**Exercise**
How many of the lines below contain "name"? Answer with that number alone.

**Given data**
= Beginning of Section =

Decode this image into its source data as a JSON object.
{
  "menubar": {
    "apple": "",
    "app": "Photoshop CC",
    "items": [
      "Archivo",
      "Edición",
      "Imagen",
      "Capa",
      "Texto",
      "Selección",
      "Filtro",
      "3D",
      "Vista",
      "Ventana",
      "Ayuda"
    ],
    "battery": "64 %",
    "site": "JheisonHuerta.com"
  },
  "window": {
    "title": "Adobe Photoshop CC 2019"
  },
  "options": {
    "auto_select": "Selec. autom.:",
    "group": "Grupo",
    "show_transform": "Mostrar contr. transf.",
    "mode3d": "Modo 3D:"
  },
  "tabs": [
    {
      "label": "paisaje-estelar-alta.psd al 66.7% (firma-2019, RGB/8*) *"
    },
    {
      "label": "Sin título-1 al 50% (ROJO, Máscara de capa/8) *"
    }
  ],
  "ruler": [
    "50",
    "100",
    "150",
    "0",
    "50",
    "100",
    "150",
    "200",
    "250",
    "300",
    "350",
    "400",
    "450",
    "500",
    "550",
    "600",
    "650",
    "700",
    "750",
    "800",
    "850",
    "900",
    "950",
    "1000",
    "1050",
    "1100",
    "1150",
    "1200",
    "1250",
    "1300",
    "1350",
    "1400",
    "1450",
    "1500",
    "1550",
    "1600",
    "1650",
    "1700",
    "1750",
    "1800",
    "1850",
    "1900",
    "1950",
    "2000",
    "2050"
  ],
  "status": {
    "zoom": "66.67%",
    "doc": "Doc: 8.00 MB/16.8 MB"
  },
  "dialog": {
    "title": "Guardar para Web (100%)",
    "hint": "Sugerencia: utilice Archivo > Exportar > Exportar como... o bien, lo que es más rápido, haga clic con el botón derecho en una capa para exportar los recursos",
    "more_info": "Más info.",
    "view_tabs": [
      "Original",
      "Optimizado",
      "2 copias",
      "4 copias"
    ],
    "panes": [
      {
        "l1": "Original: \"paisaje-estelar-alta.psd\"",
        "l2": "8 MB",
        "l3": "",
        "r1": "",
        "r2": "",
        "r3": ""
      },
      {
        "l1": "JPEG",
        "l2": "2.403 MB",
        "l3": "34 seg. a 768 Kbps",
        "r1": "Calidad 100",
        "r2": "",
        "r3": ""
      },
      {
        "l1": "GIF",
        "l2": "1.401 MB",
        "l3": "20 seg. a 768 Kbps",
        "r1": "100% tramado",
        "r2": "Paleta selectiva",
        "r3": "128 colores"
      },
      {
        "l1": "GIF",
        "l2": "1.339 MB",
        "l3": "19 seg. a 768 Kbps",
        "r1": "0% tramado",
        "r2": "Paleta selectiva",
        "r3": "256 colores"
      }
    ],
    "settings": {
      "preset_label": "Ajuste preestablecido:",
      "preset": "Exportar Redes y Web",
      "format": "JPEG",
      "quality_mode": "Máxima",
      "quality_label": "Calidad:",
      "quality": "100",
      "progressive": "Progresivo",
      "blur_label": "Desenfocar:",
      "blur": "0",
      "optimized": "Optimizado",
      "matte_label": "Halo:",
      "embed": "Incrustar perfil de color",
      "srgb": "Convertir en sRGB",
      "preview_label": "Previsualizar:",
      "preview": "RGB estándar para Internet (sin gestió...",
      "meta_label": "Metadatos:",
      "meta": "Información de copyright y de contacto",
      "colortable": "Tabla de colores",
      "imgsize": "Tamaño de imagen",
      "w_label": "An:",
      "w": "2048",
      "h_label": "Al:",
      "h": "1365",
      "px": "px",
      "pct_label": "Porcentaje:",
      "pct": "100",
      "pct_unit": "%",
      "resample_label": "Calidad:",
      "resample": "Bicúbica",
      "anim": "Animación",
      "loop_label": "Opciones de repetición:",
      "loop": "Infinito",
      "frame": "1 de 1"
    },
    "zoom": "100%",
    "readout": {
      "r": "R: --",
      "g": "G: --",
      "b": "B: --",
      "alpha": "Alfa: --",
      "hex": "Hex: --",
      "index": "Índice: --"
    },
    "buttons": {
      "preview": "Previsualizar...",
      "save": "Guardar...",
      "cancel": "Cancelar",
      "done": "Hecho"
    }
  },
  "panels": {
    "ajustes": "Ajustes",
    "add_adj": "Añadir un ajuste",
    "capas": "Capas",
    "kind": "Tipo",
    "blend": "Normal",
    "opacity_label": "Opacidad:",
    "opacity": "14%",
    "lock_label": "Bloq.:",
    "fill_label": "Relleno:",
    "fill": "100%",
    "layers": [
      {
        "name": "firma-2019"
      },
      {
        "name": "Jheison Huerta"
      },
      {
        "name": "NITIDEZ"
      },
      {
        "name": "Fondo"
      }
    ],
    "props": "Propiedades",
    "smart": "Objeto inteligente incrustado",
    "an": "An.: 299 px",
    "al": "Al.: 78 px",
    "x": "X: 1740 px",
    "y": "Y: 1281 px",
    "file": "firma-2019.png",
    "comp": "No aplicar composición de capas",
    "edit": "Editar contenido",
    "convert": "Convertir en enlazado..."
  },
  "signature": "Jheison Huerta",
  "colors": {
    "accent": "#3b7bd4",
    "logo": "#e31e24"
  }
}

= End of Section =

**Output of the exercise**
4